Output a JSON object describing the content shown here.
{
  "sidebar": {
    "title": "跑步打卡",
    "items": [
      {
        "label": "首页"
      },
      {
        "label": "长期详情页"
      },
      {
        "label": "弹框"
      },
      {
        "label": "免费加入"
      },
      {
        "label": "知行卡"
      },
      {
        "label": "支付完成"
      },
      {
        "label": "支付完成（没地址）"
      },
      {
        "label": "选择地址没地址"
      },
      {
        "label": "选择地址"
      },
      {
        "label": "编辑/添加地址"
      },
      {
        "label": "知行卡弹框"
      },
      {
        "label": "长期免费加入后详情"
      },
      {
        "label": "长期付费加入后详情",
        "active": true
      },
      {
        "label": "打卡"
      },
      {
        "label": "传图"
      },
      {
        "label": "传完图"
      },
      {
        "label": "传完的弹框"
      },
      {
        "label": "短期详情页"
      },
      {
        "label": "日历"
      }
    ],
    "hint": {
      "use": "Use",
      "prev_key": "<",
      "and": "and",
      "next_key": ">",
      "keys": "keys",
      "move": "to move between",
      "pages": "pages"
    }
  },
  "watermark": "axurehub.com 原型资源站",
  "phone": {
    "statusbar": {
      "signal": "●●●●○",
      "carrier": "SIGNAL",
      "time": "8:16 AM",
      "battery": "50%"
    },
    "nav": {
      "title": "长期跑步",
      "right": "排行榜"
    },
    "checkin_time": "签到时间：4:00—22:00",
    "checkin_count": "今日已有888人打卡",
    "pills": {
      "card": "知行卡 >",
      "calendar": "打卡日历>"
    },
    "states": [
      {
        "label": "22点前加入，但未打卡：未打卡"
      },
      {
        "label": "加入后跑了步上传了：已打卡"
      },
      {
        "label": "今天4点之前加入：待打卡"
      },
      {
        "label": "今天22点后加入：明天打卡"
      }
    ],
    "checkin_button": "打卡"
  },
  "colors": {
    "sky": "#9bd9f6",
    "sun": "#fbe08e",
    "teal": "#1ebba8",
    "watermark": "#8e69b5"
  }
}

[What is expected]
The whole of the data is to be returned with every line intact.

[Output of the task]
Output a JSON object describing the content shown here.
{
  "sidebar": {
    "title": "跑步打卡",
    "items": [
      {
        "label": "首页"
      },
      {
        "label": "长期详情页"
      },
      {
        "label": "弹框"
      },
      {
        "label": "免费加入"
      },
      {
        "label": "知行卡"
      },
      {
        "label": "支付完成"
      },
      {
        "label": "支付完成（没地址）"
      },
      {
        "label": "选择地址没地址"
      },
      {
        "label": "选择地址"
      },
      {
        "label": "编辑/添加地址"
      },
      {
        "label": "知行卡弹框"
      },
      {
        "label": "长期免费加入后详情"
      },
      {
        "label": "长期付费加入后详情",
        "active": true
      },
      {
        "label": "打卡"
      },
      {
        "label": "传图"
      },
      {
        "label": "传完图"
      },
      {
        "label": "传完的弹框"
      },
      {
        "label": "短期详情页"
      },
      {
        "label": "日历"
      }
    ],
    "hint": {
      "use": "Use",
      "prev_key": "<",
      "and": "and",
      "next_key": ">",
      "keys": "keys",
      "move": "to move between",
      "pages": "pages"
    }
  },
  "watermark": "axurehub.com 原型资源站",
  "phone": {
    "statusbar": {
      "signal": "●●●●○",
      "carrier": "SIGNAL",
      "time": "8:16 AM",
      "battery": "50%"
    },
    "nav": {
      "title": "长期跑步",
      "right": "排行榜"
    },
    "checkin_time": "签到时间：4:00—22:00",
    "checkin_count": "今日已有888人打卡",
    "pills": {
      "card": "知行卡 >",
      "calendar": "打卡日历>"
    },
    "states": [
      {
        "label": "22点前加入，但未打卡：未打卡"
      },
      {
        "label": "加入后跑了步上传了：已打卡"
      },
      {
        "label": "今天4点之前加入：待打卡"
      },
      {
        "label": "今天22点后加入：明天打卡"
      }
    ],
    "checkin_button": "打卡"
  },
  "colors": {
    "sky": "#9bd9f6",
    "sun": "#fbe08e",
    "teal": "#1ebba8",
    "watermark": "#8e69b5"
  }
}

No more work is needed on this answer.